Chandler convinced Hendrix to join him in London, and he became Jimi’s producer and manager. Teaming Hendrix with Noel Redding and Mitch Mitchell, Chandler had the group – known as The Jimi Hendrix Experience – record “Hey Joe,” and released it as a single in the UK in December 1966. It climbed to #6 in February 1967, as Hendrix developed a reputation as an electrifying performer and wildly innovative guitarist.
America was a tougher nut to crack – when the song was released there in April, it went nowhere.
The song incorporates many elements of blues music, including a F-C-G-D-A chord progression and a story about infidelity and murder. This led many to believe it was a much older (possibly traditional) song, but it was an original composition.
Hendrix played this live for the first time at the 1967 Monterey Pop Festival. It was the first time the group performed in America.
This was released in Britain with the flip side “Stone Free,” which was the first song Hendrix wrote for The Jimi Hendrix Experience.
The song was released in the UK on the Polydor label in a one-single deal. Hendrix then signed to the Track label, which was set up by Kit Lambert, producer for The Who.
Dick Rowe of Decca Records turned down Hendrix for a deal, unimpressed with both “Hey Joe” and “Stone Free.” Rowe also turned away the Beatles four years earlier.
This is one of the few Hendrix tracks with female backing vocals. They were performed by a popular trio called the Breakaways (Jean Hawker, Margot Newman, and Vicki Brown), who were brought in by producer Chas Chandler.
The Hendrix version omits the first verse, where Joe buys the gun:
Hey Joe, where you goin’ with that money in your hand?
Chasin’ my woman, she run off with another man
Goin downtown, buy me a .44
In the original (and most versions pre-Hendrix), Joe also kills his wife’s lover when he catches them in bed together.
This was the last song performed at Woodstock in 1969. The festival was scheduled to end at midnight on Sunday, August 17 (the third day), but it ran long and Hendrix didn’t go on until Monday around 9 a.m. There weren’t many attendees left, but Hendrix delivered a legendary performance.
While Jimi’s version is by far the most famous, “Hey Joe” has been recorded by over 1000 artists. In America, three versions charted:
The Leaves (#31, 1966)
Cher (#94, 1967)
Wilson Pickett (#59, 1969)
Hendrix is the only artist to chart with the song in the UK, although a completely different song called “Hey Joe” was a #1 hit there for Frankie Laine in 1963.

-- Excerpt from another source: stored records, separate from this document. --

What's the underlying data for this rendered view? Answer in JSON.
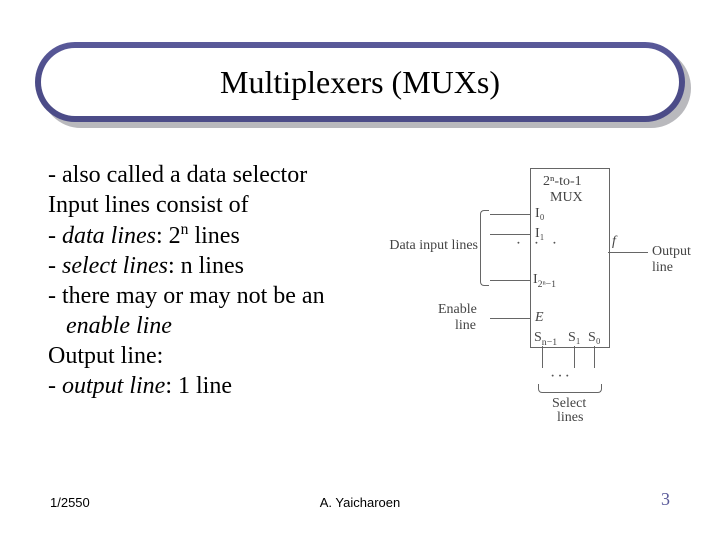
{
  "title": "Multiplexers (MUXs)",
  "bullets": {
    "l1": "- also called a data selector",
    "l2": "Input lines consist of",
    "l3a": "- ",
    "l3b": "data lines",
    "l3c_prefix": ": 2",
    "l3c_sup": "n",
    "l3c_suffix": " lines",
    "l4a": "- ",
    "l4b": "select lines",
    "l4c": ": n lines",
    "l5": "- there may or may not be an",
    "l6": "enable line",
    "l7": "Output line:",
    "l8a": "- ",
    "l8b": "output line",
    "l8c": ": 1 line"
  },
  "diagram": {
    "box_top": "2ⁿ-to-1",
    "box_bottom": "MUX",
    "data_inputs": "Data input lines",
    "enable_top": "Enable",
    "enable_bottom": "line",
    "select": "Select",
    "select2": "lines",
    "output": "Output line",
    "I0": "I₀",
    "I1": "I₁",
    "Ilast_pre": "I",
    "Ilast_sub": "2ⁿ−1",
    "E": "E",
    "f": "f",
    "S0": "S₀",
    "S1": "S₁",
    "Sn_pre": "S",
    "Sn_sub": "n−1",
    "hellip": "···"
  },
  "footer": {
    "left": "1/2550",
    "center": "A. Yaicharoen",
    "right": "3"
  }
}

Hey Joe, where you goin' with that gun in your hand Hey Joe, I said where you goin' with that gun in your hand I'm goin' down to shoot my old lady You know I caught her messin' 'round with another man Yeah, I'm goin' down to shoot my old lady You know I caught her messin' 'round with another man Huh! And that ain't cool Hey hoe, I heard you shot your mama down You shot her down now Hey Joe, I heard you shot your lady down You shot her down in the ground yeah! Yeah! Yes, I did, I shot her You know I caught her messin' round messin' round town Huh, yes I did I shot her You know I caught my old lady messin' 'round town And I gave her the gun And I shot her Alright Shoot her one more time again baby! Yeah! Oh dig it Oh alright Hey Joe Where you gonna run to now where you gonna go Hey Joe, I said Where you gonna run to now where you gonna go I'm goin' way down south Way down to mexico way Alright I'm goin' way down South Way down where I can be free Ain't no one gonna find me Ain't no hangman gonna He ain't gonna put a rope around me You better believe it right now I gotta go now Hey, Joe You better run on down Goodbye everybody Hey, hey Joe